This is a typical rustic state forest campground, with basic amenities but meant for a quieter and simpler experience than a stste park. Water is available from a campground spigot, but no hookups of any kind. Outhouses are provided, but no bath houses. The setting is on a beautiful lake with a great boat landing, good for fishing and apparently also for duck hunting as the landing was packed. There is a large group picnic shelter as well as a hiking trail. Campsites are large and spacious, though primarily set back in the woods. Good info kiosks for nature watchers.
State forest camps have rapidly become our favorite. They have the amenities you need, without the fuss. Far cheaper too! If you need showers and electric and sewer, this isn't for you. But if you like to rough it in a tent, don't mind a vault toilet and are happy with a picnic table and fire pit, then this is it! I had the great opportunity to review my new Ledlenser MH2 Headlamp at Mantrap Lake Camp.

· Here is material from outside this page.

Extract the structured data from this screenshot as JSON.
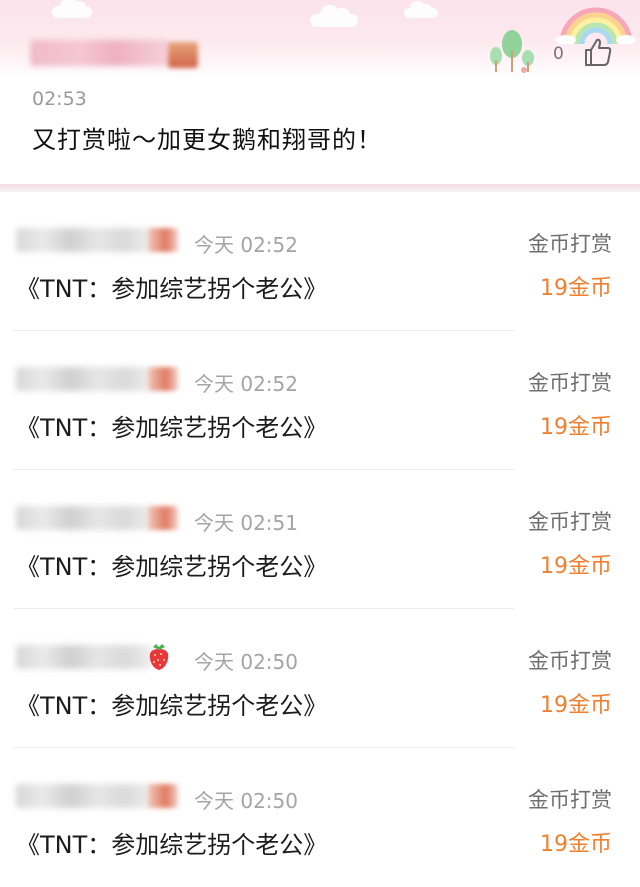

The sites are a little more exposed than at some state forest sites I've seen, but granted, I was there in the autumn after the leaves had dropped. It might be very different in the summer. There were ample pit toilets (not much to write home about from the outside, but the inside was very clean!). Lots of sites to choose from, all with fire pit and picnic tables. Garbage cans were sprinkled here. It wasn't the prettiest campground I've ever seen, but it would work just fine if you needed to pitch a tent. There appeared to be a very tiny little playground, but it wouldn't have entertained the kiddos for very long. They'd be better off playing board games in the tent or running around the circles that go around the campground. The did appear to have a small nature trail of some kind, but the portion I tried to walk down seemed a bit overgrown. There were also a handicapped site or two, but aside from possibly being a bit closer to the bathroom and having water at the site, they were very similar to the others.

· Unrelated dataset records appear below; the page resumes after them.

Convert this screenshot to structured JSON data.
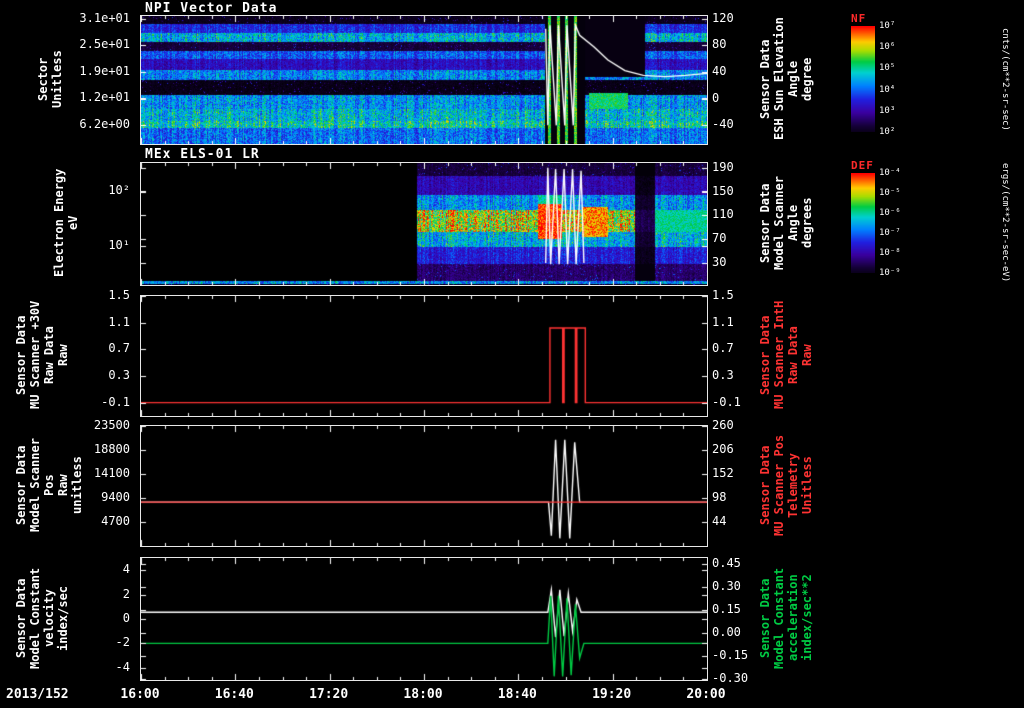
{
  "x_axis": {
    "date": "2013/152",
    "tick_labels": [
      "16:00",
      "16:40",
      "17:20",
      "18:00",
      "18:40",
      "19:20",
      "20:00"
    ],
    "range_hours": [
      0,
      4
    ]
  },
  "colors": {
    "axis_white": "#ffffff",
    "axis_red": "#ff3333",
    "axis_green": "#00cc44",
    "colorbar_title_red": "#ff2a2a"
  },
  "chart_data": [
    {
      "type": "heatmap",
      "title": "NPI Vector Data",
      "left_label": "Sector\nUnitless",
      "left_ticks": [
        "3.1e+01",
        "2.5e+01",
        "1.9e+01",
        "1.2e+01",
        "6.2e+00"
      ],
      "right_label": "Sensor Data\nESH Sun Elevation\nAngle\ndegree",
      "right_label_color": "#ffffff",
      "right_ticks": [
        "120",
        "80",
        "40",
        "0",
        "-40"
      ],
      "overlay_y_range": [
        -68,
        124
      ],
      "colorbar": {
        "title": "NF",
        "units": "cnts/(cm**2-sr-sec)",
        "ticks": [
          "10⁷",
          "10⁶",
          "10⁵",
          "10⁴",
          "10³",
          "10²"
        ]
      },
      "bands": [
        {
          "f0": 0.0,
          "f1": 0.055,
          "v": 0.05
        },
        {
          "f0": 0.055,
          "f1": 0.13,
          "v": 0.35
        },
        {
          "f0": 0.13,
          "f1": 0.2,
          "v": 0.55
        },
        {
          "f0": 0.2,
          "f1": 0.27,
          "v": 0.1
        },
        {
          "f0": 0.27,
          "f1": 0.335,
          "v": 0.42
        },
        {
          "f0": 0.335,
          "f1": 0.42,
          "v": 0.28
        },
        {
          "f0": 0.42,
          "f1": 0.5,
          "v": 0.48
        },
        {
          "f0": 0.5,
          "f1": 0.615,
          "v": 0.04
        },
        {
          "f0": 0.615,
          "f1": 0.72,
          "v": 0.5
        },
        {
          "f0": 0.72,
          "f1": 0.815,
          "v": 0.56
        },
        {
          "f0": 0.815,
          "f1": 0.875,
          "v": 0.62
        },
        {
          "f0": 0.875,
          "f1": 1.0,
          "v": 0.45
        }
      ],
      "overrides": [
        {
          "t0": 2.85,
          "t1": 3.135,
          "f0": 0,
          "f1": 1,
          "set": 0.02
        },
        {
          "t0": 2.875,
          "t1": 2.895,
          "f0": 0,
          "f1": 1,
          "set": 0.7
        },
        {
          "t0": 2.935,
          "t1": 2.955,
          "f0": 0,
          "f1": 1,
          "set": 0.72
        },
        {
          "t0": 2.995,
          "t1": 3.015,
          "f0": 0,
          "f1": 1,
          "set": 0.7
        },
        {
          "t0": 3.055,
          "t1": 3.075,
          "f0": 0,
          "f1": 1,
          "set": 0.72
        },
        {
          "t0": 3.135,
          "t1": 3.56,
          "f0": 0,
          "f1": 0.47,
          "set": 0.03
        },
        {
          "t0": 3.16,
          "t1": 3.44,
          "f0": 0.6,
          "f1": 0.72,
          "set": 0.66
        }
      ],
      "overlay_series": [
        {
          "name": "sun-elevation-angle",
          "color": "#ffffff",
          "points": [
            [
              2.86,
              105
            ],
            [
              2.875,
              -40
            ],
            [
              2.89,
              110
            ],
            [
              2.935,
              -40
            ],
            [
              2.95,
              110
            ],
            [
              2.995,
              -40
            ],
            [
              3.01,
              110
            ],
            [
              3.055,
              -40
            ],
            [
              3.07,
              110
            ],
            [
              3.1,
              95
            ],
            [
              3.2,
              78
            ],
            [
              3.3,
              58
            ],
            [
              3.42,
              42
            ],
            [
              3.55,
              35
            ],
            [
              3.7,
              33
            ],
            [
              3.85,
              35
            ],
            [
              4.0,
              38
            ]
          ]
        }
      ]
    },
    {
      "type": "heatmap",
      "title": "MEx ELS-01 LR",
      "left_label": "Electron Energy\neV",
      "left_ticks": [
        "10²",
        "10¹"
      ],
      "right_label": "Sensor Data\nModel Scanner\nAngle\ndegrees",
      "right_label_color": "#ffffff",
      "right_ticks": [
        "190",
        "150",
        "110",
        "70",
        "30"
      ],
      "overlay_y_range": [
        -7,
        198
      ],
      "colorbar": {
        "title": "DEF",
        "units": "ergs/(cm**2-sr-sec-eV)",
        "ticks": [
          "10⁻⁴",
          "10⁻⁵",
          "10⁻⁶",
          "10⁻⁷",
          "10⁻⁸",
          "10⁻⁹"
        ]
      },
      "bands": [
        {
          "f0": 0.0,
          "f1": 0.1,
          "v": 0.1
        },
        {
          "f0": 0.1,
          "f1": 0.26,
          "v": 0.26
        },
        {
          "f0": 0.26,
          "f1": 0.385,
          "v": 0.5
        },
        {
          "f0": 0.385,
          "f1": 0.565,
          "v": 0.82
        },
        {
          "f0": 0.565,
          "f1": 0.685,
          "v": 0.55
        },
        {
          "f0": 0.685,
          "f1": 0.82,
          "v": 0.33
        },
        {
          "f0": 0.82,
          "f1": 0.965,
          "v": 0.16
        },
        {
          "f0": 0.965,
          "f1": 0.985,
          "v": 0.5
        },
        {
          "f0": 0.985,
          "f1": 1.0,
          "v": 0.05
        }
      ],
      "overrides": [
        {
          "t0": 0,
          "t1": 1.945,
          "f0": 0,
          "f1": 0.965,
          "set": 0
        },
        {
          "t0": 2.8,
          "t1": 2.97,
          "f0": 0.33,
          "f1": 0.62,
          "set": 0.97
        },
        {
          "t0": 2.8,
          "t1": 2.97,
          "f0": 0.26,
          "f1": 0.33,
          "set": 0.62
        },
        {
          "t0": 3.11,
          "t1": 3.3,
          "f0": 0.36,
          "f1": 0.6,
          "set": 0.9
        },
        {
          "t0": 3.49,
          "t1": 3.63,
          "f0": 0,
          "f1": 0.965,
          "mul": 0.15
        },
        {
          "t0": 3.63,
          "t1": 4.0,
          "f0": 0.385,
          "f1": 0.565,
          "set": 0.62
        }
      ],
      "overlay_series": [
        {
          "name": "scanner-angle",
          "color": "#ffffff",
          "points": [
            [
              2.86,
              30
            ],
            [
              2.875,
              190
            ],
            [
              2.895,
              28
            ],
            [
              2.93,
              188
            ],
            [
              2.955,
              28
            ],
            [
              2.99,
              188
            ],
            [
              3.015,
              28
            ],
            [
              3.05,
              188
            ],
            [
              3.075,
              28
            ],
            [
              3.11,
              185
            ],
            [
              3.13,
              30
            ]
          ]
        }
      ]
    },
    {
      "type": "line",
      "left_label": "Sensor Data\nMU Scanner +30V\nRaw Data\nRaw",
      "left_ticks": [
        "1.5",
        "1.1",
        "0.7",
        "0.3",
        "-0.1"
      ],
      "right_label": "Sensor Data\nMU Scanner IntH\nRaw Data\nRaw",
      "right_label_color": "#ff3333",
      "right_ticks": [
        "1.5",
        "1.1",
        "0.7",
        "0.3",
        "-0.1"
      ],
      "y_range": [
        -0.3,
        1.5
      ],
      "series": [
        {
          "name": "mu-scanner-30v-raw",
          "color": "#ff3333",
          "points": [
            [
              0,
              -0.1
            ],
            [
              2.89,
              -0.1
            ],
            [
              2.89,
              1.02
            ],
            [
              2.98,
              1.02
            ],
            [
              2.98,
              -0.1
            ],
            [
              2.99,
              -0.1
            ],
            [
              2.99,
              1.02
            ],
            [
              3.07,
              1.02
            ],
            [
              3.07,
              -0.1
            ],
            [
              3.08,
              -0.1
            ],
            [
              3.08,
              1.02
            ],
            [
              3.14,
              1.02
            ],
            [
              3.14,
              -0.1
            ],
            [
              4,
              -0.1
            ]
          ]
        }
      ]
    },
    {
      "type": "line",
      "left_label": "Sensor Data\nModel Scanner Pos\nRaw\nunitless",
      "left_ticks": [
        "23500",
        "18800",
        "14100",
        "9400",
        "4700"
      ],
      "right_label": "Sensor Data\nMU Scanner Pos\nTelemetry\nUnitless",
      "right_label_color": "#ff3333",
      "right_ticks": [
        "260",
        "206",
        "152",
        "98",
        "44"
      ],
      "y_range": [
        0,
        23500
      ],
      "series": [
        {
          "name": "scanner-pos-telemetry",
          "color": "#ffffff",
          "points": [
            [
              0,
              8600
            ],
            [
              2.88,
              8600
            ],
            [
              2.9,
              2000
            ],
            [
              2.93,
              20800
            ],
            [
              2.96,
              1500
            ],
            [
              2.995,
              20800
            ],
            [
              3.03,
              1500
            ],
            [
              3.065,
              20300
            ],
            [
              3.1,
              8600
            ],
            [
              4,
              8600
            ]
          ]
        },
        {
          "name": "model-scanner-pos-raw",
          "color": "#ff3333",
          "points": [
            [
              0,
              8600
            ],
            [
              4,
              8600
            ]
          ]
        }
      ]
    },
    {
      "type": "line",
      "left_label": "Sensor Data\nModel Constant\nvelocity\nindex/sec",
      "left_ticks": [
        "4",
        "2",
        "0",
        "-2",
        "-4"
      ],
      "right_label": "Sensor Data\nModel Constant\nacceleration\nindex/sec**2",
      "right_label_color": "#00cc44",
      "right_ticks": [
        "0.45",
        "0.30",
        "0.15",
        "0.00",
        "-0.15",
        "-0.30"
      ],
      "y_range": [
        -5,
        5
      ],
      "series": [
        {
          "name": "model-constant-acceleration",
          "color": "#ffffff",
          "points": [
            [
              0,
              0.55
            ],
            [
              2.875,
              0.55
            ],
            [
              2.9,
              2.4
            ],
            [
              2.93,
              -1.5
            ],
            [
              2.96,
              2.4
            ],
            [
              2.99,
              -1.4
            ],
            [
              3.02,
              2.1
            ],
            [
              3.05,
              -1.0
            ],
            [
              3.08,
              1.6
            ],
            [
              3.11,
              0.55
            ],
            [
              4,
              0.55
            ]
          ]
        },
        {
          "name": "model-constant-velocity",
          "color": "#00cc44",
          "points": [
            [
              0,
              -2
            ],
            [
              2.875,
              -2
            ],
            [
              2.895,
              1.9
            ],
            [
              2.92,
              -4.7
            ],
            [
              2.95,
              1.9
            ],
            [
              2.98,
              -4.7
            ],
            [
              3.01,
              1.7
            ],
            [
              3.04,
              -4.6
            ],
            [
              3.07,
              1.2
            ],
            [
              3.1,
              -3.2
            ],
            [
              3.13,
              -2
            ],
            [
              4,
              -2
            ]
          ]
        }
      ]
    }
  ]
}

As a Ranger for The Dyrt, I get the amazing opportunity to review products that have been given to me in exchange for an honest review. This time, I won a Ledlenser MH2 headlamp in a contest that was sponsored by The Dyrt. Wow…just wow! What a headlamp!

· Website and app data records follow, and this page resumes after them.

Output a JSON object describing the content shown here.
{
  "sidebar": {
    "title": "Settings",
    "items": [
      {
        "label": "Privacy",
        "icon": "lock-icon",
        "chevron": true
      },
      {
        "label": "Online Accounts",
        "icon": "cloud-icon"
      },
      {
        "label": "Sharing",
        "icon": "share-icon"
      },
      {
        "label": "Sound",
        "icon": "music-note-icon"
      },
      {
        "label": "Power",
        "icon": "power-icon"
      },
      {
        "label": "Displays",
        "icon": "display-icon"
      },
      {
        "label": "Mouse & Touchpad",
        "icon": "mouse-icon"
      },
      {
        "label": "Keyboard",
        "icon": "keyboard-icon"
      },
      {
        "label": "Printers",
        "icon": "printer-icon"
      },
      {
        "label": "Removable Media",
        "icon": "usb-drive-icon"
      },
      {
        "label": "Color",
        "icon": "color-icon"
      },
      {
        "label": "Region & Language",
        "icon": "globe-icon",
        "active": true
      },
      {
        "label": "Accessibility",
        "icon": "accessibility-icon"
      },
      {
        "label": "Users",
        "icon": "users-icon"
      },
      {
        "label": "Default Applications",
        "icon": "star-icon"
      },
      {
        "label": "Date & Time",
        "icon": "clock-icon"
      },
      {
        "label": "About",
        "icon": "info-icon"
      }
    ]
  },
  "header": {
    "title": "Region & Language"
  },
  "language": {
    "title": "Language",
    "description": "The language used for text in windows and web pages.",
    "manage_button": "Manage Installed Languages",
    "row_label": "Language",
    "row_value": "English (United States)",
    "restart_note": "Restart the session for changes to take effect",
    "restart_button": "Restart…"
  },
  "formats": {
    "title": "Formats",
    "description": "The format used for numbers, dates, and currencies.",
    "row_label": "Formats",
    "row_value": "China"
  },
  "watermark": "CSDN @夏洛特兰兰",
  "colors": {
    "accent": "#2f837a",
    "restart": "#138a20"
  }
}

This thing is amazing. I recently tested a Ledlenser flashlight, and it rocked. Its' cousin, the MH2 Headlamp, was no exception. Their specialty is something called the Advanced Focus System which is a combo of reflector and lens that creates a specialty lighting system, and it was great! Things I liked:
- It has a wide band that is easy to size to your head. It doesn't fall off either, so it stays put where you want it.
- It's not rechargeable, but it takes AAA batteries, which are easy to find. They say that in low mode (10 lumens) you can go about 40 hours on one set, and in high mode (100 lumens) about 10 hours.
- It has several modes for the light, including white and red. In the white mode, you have low, high and flashing for emergencies.
- It has a waterproof IPX6 rating, so it's good to go in the rain and even splashes from the river in a canoe.
- There's a "lockout mode", so you can lock it before putting it in your pack to preserve the batteries.
- The light hinges up and down so that you can send the beam where you want it. Straight ahead or at your feet.
The only things that were mildly bothersome were the weight (it's a bit heavy if you wanted to throw it in an ultralight gear pack) and the instructions. Although in English, they are more pictures than words and take some patience to understand. But if you have the time to do so, it's a very worthwhile piece of camping equipment to own.
Bottom line, if you have a chance to try this out and don't mind just a bit of extra weight to insure that you always have great light, this is your next headlamp.